> _AIM OF THE TASK_: Please return each record exactly as it stands.

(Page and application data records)
=== Begin Enclosure ===

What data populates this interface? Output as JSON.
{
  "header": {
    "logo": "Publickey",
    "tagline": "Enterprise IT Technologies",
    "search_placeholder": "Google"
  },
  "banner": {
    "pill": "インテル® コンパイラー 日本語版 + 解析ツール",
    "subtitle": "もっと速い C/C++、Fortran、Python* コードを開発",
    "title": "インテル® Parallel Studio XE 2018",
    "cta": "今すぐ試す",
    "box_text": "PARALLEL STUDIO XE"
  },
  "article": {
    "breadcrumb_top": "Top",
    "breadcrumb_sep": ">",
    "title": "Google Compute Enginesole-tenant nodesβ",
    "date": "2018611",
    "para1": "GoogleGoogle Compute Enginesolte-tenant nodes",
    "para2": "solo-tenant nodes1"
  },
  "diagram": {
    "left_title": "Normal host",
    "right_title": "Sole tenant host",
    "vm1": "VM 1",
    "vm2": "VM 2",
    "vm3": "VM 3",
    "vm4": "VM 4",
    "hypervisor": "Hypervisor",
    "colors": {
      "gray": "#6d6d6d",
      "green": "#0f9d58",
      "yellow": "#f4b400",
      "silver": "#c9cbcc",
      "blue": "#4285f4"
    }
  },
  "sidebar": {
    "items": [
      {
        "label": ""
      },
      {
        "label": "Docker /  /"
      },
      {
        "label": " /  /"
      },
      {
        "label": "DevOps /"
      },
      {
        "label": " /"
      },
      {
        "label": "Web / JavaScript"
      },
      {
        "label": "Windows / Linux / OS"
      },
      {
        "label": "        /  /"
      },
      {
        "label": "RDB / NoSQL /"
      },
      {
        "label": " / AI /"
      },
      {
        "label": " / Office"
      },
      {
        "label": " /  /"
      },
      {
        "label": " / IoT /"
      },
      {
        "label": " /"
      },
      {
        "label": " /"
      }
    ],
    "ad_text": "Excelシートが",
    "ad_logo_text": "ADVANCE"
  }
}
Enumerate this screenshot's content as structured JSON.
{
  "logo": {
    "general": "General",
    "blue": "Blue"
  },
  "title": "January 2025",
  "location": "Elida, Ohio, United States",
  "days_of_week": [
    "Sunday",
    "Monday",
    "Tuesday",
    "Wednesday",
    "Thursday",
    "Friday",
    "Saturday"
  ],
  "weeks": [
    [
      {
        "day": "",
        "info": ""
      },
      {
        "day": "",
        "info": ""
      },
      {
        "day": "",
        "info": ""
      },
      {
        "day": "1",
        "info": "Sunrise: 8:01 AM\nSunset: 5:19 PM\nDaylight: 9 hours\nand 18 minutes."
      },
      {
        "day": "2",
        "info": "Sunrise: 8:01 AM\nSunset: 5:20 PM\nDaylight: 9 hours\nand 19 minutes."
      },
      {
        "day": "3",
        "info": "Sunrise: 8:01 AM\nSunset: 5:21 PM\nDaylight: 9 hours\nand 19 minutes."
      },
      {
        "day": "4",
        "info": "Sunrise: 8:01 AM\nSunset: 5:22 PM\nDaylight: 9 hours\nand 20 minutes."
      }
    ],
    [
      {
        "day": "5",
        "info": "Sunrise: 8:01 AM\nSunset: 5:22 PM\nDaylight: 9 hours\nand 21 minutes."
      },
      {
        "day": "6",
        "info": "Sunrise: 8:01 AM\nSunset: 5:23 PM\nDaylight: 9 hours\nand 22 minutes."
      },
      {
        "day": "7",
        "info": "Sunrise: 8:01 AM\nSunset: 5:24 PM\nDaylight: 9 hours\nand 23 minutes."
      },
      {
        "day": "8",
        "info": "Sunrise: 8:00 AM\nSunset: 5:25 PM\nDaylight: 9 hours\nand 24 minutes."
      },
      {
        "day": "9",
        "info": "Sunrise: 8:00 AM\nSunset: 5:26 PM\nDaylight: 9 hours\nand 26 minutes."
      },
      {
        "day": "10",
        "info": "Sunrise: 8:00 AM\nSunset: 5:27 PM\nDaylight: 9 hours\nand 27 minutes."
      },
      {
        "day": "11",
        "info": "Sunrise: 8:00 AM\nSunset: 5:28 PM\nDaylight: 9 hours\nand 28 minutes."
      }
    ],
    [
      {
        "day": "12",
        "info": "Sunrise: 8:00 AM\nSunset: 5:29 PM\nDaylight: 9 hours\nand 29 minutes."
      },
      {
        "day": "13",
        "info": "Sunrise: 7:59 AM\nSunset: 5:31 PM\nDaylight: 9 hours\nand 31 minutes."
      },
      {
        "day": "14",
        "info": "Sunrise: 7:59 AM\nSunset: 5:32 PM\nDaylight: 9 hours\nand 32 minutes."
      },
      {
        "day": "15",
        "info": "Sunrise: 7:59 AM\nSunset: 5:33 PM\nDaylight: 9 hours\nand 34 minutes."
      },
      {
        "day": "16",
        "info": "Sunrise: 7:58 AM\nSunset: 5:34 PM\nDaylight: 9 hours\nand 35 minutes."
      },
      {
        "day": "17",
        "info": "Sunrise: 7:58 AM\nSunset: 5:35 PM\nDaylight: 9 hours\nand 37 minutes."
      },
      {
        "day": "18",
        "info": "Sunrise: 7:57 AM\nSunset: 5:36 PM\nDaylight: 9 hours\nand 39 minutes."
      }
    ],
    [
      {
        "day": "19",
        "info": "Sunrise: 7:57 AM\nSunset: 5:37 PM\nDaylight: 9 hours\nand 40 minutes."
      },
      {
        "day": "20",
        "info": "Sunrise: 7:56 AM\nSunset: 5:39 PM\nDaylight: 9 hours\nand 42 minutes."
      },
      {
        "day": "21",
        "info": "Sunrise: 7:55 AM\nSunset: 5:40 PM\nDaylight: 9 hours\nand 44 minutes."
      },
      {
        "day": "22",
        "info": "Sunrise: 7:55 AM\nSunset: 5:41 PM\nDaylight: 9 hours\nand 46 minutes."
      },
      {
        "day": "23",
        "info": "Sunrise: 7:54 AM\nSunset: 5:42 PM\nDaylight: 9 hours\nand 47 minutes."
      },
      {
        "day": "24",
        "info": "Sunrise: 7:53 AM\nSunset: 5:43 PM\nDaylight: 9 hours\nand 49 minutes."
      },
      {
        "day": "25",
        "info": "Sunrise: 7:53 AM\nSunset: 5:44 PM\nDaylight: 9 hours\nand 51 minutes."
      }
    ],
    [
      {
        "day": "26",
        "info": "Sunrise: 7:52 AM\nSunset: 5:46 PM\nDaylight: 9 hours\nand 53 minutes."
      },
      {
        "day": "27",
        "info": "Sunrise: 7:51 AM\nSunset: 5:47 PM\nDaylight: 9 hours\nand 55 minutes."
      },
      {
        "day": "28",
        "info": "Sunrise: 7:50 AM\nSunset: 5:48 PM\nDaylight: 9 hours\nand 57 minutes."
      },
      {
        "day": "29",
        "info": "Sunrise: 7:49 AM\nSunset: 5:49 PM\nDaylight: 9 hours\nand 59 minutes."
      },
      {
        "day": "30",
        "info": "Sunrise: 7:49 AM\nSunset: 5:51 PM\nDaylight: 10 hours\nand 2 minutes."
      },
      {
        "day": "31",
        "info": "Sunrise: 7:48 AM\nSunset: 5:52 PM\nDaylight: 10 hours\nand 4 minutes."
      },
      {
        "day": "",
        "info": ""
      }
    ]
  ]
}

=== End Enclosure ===

> _ANSWER FOR THE TASK_:
What data populates this interface? Output as JSON.
{
  "header": {
    "logo": "Publickey",
    "tagline": "Enterprise IT Technologies",
    "search_placeholder": "Google"
  },
  "banner": {
    "pill": "インテル® コンパイラー 日本語版 + 解析ツール",
    "subtitle": "もっと速い C/C++、Fortran、Python* コードを開発",
    "title": "インテル® Parallel Studio XE 2018",
    "cta": "今すぐ試す",
    "box_text": "PARALLEL STUDIO XE"
  },
  "article": {
    "breadcrumb_top": "Top",
    "breadcrumb_sep": ">",
    "title": "Google Compute Enginesole-tenant nodesβ",
    "date": "2018611",
    "para1": "GoogleGoogle Compute Enginesolte-tenant nodes",
    "para2": "solo-tenant nodes1"
  },
  "diagram": {
    "left_title": "Normal host",
    "right_title": "Sole tenant host",
    "vm1": "VM 1",
    "vm2": "VM 2",
    "vm3": "VM 3",
    "vm4": "VM 4",
    "hypervisor": "Hypervisor",
    "colors": {
      "gray": "#6d6d6d",
      "green": "#0f9d58",
      "yellow": "#f4b400",
      "silver": "#c9cbcc",
      "blue": "#4285f4"
    }
  },
  "sidebar": {
    "items": [
      {
        "label": ""
      },
      {
        "label": "Docker /  /"
      },
      {
        "label": " /  /"
      },
      {
        "label": "DevOps /"
      },
      {
        "label": " /"
      },
      {
        "label": "Web / JavaScript"
      },
      {
        "label": "Windows / Linux / OS"
      },
      {
        "label": "        /  /"
      },
      {
        "label": "RDB / NoSQL /"
      },
      {
        "label": " / AI /"
      },
      {
        "label": " / Office"
      },
      {
        "label": " /  /"
      },
      {
        "label": " / IoT /"
      },
      {
        "label": " /"
      },
      {
        "label": " /"
      }
    ],
    "ad_text": "Excelシートが",
    "ad_logo_text": "ADVANCE"
  }
}
Enumerate this screenshot's content as structured JSON.
{
  "logo": {
    "general": "General",
    "blue": "Blue"
  },
  "title": "January 2025",
  "location": "Elida, Ohio, United States",
  "days_of_week": [
    "Sunday",
    "Monday",
    "Tuesday",
    "Wednesday",
    "Thursday",
    "Friday",
    "Saturday"
  ],
  "weeks": [
    [
      {
        "day": "",
        "info": ""
      },
      {
        "day": "",
        "info": ""
      },
      {
        "day": "",
        "info": ""
      },
      {
        "day": "1",
        "info": "Sunrise: 8:01 AM\nSunset: 5:19 PM\nDaylight: 9 hours\nand 18 minutes."
      },
      {
        "day": "2",
        "info": "Sunrise: 8:01 AM\nSunset: 5:20 PM\nDaylight: 9 hours\nand 19 minutes."
      },
      {
        "day": "3",
        "info": "Sunrise: 8:01 AM\nSunset: 5:21 PM\nDaylight: 9 hours\nand 19 minutes."
      },
      {
        "day": "4",
        "info": "Sunrise: 8:01 AM\nSunset: 5:22 PM\nDaylight: 9 hours\nand 20 minutes."
      }
    ],
    [
      {
        "day": "5",
        "info": "Sunrise: 8:01 AM\nSunset: 5:22 PM\nDaylight: 9 hours\nand 21 minutes."
      },
      {
        "day": "6",
        "info": "Sunrise: 8:01 AM\nSunset: 5:23 PM\nDaylight: 9 hours\nand 22 minutes."
      },
      {
        "day": "7",
        "info": "Sunrise: 8:01 AM\nSunset: 5:24 PM\nDaylight: 9 hours\nand 23 minutes."
      },
      {
        "day": "8",
        "info": "Sunrise: 8:00 AM\nSunset: 5:25 PM\nDaylight: 9 hours\nand 24 minutes."
      },
      {
        "day": "9",
        "info": "Sunrise: 8:00 AM\nSunset: 5:26 PM\nDaylight: 9 hours\nand 26 minutes."
      },
      {
        "day": "10",
        "info": "Sunrise: 8:00 AM\nSunset: 5:27 PM\nDaylight: 9 hours\nand 27 minutes."
      },
      {
        "day": "11",
        "info": "Sunrise: 8:00 AM\nSunset: 5:28 PM\nDaylight: 9 hours\nand 28 minutes."
      }
    ],
    [
      {
        "day": "12",
        "info": "Sunrise: 8:00 AM\nSunset: 5:29 PM\nDaylight: 9 hours\nand 29 minutes."
      },
      {
        "day": "13",
        "info": "Sunrise: 7:59 AM\nSunset: 5:31 PM\nDaylight: 9 hours\nand 31 minutes."
      },
      {
        "day": "14",
        "info": "Sunrise: 7:59 AM\nSunset: 5:32 PM\nDaylight: 9 hours\nand 32 minutes."
      },
      {
        "day": "15",
        "info": "Sunrise: 7:59 AM\nSunset: 5:33 PM\nDaylight: 9 hours\nand 34 minutes."
      },
      {
        "day": "16",
        "info": "Sunrise: 7:58 AM\nSunset: 5:34 PM\nDaylight: 9 hours\nand 35 minutes."
      },
      {
        "day": "17",
        "info": "Sunrise: 7:58 AM\nSunset: 5:35 PM\nDaylight: 9 hours\nand 37 minutes."
      },
      {
        "day": "18",
        "info": "Sunrise: 7:57 AM\nSunset: 5:36 PM\nDaylight: 9 hours\nand 39 minutes."
      }
    ],
    [
      {
        "day": "19",
        "info": "Sunrise: 7:57 AM\nSunset: 5:37 PM\nDaylight: 9 hours\nand 40 minutes."
      },
      {
        "day": "20",
        "info": "Sunrise: 7:56 AM\nSunset: 5:39 PM\nDaylight: 9 hours\nand 42 minutes."
      },
      {
        "day": "21",
        "info": "Sunrise: 7:55 AM\nSunset: 5:40 PM\nDaylight: 9 hours\nand 44 minutes."
      },
      {
        "day": "22",
        "info": "Sunrise: 7:55 AM\nSunset: 5:41 PM\nDaylight: 9 hours\nand 46 minutes."
      },
      {
        "day": "23",
        "info": "Sunrise: 7:54 AM\nSunset: 5:42 PM\nDaylight: 9 hours\nand 47 minutes."
      },
      {
        "day": "24",
        "info": "Sunrise: 7:53 AM\nSunset: 5:43 PM\nDaylight: 9 hours\nand 49 minutes."
      },
      {
        "day": "25",
        "info": "Sunrise: 7:53 AM\nSunset: 5:44 PM\nDaylight: 9 hours\nand 51 minutes."
      }
    ],
    [
      {
        "day": "26",
        "info": "Sunrise: 7:52 AM\nSunset: 5:46 PM\nDaylight: 9 hours\nand 53 minutes."
      },
      {
        "day": "27",
        "info": "Sunrise: 7:51 AM\nSunset: 5:47 PM\nDaylight: 9 hours\nand 55 minutes."
      },
      {
        "day": "28",
        "info": "Sunrise: 7:50 AM\nSunset: 5:48 PM\nDaylight: 9 hours\nand 57 minutes."
      },
      {
        "day": "29",
        "info": "Sunrise: 7:49 AM\nSunset: 5:49 PM\nDaylight: 9 hours\nand 59 minutes."
      },
      {
        "day": "30",
        "info": "Sunrise: 7:49 AM\nSunset: 5:51 PM\nDaylight: 10 hours\nand 2 minutes."
      },
      {
        "day": "31",
        "info": "Sunrise: 7:48 AM\nSunset: 5:52 PM\nDaylight: 10 hours\nand 4 minutes."
      },
      {
        "day": "",
        "info": ""
      }
    ]
  ]
}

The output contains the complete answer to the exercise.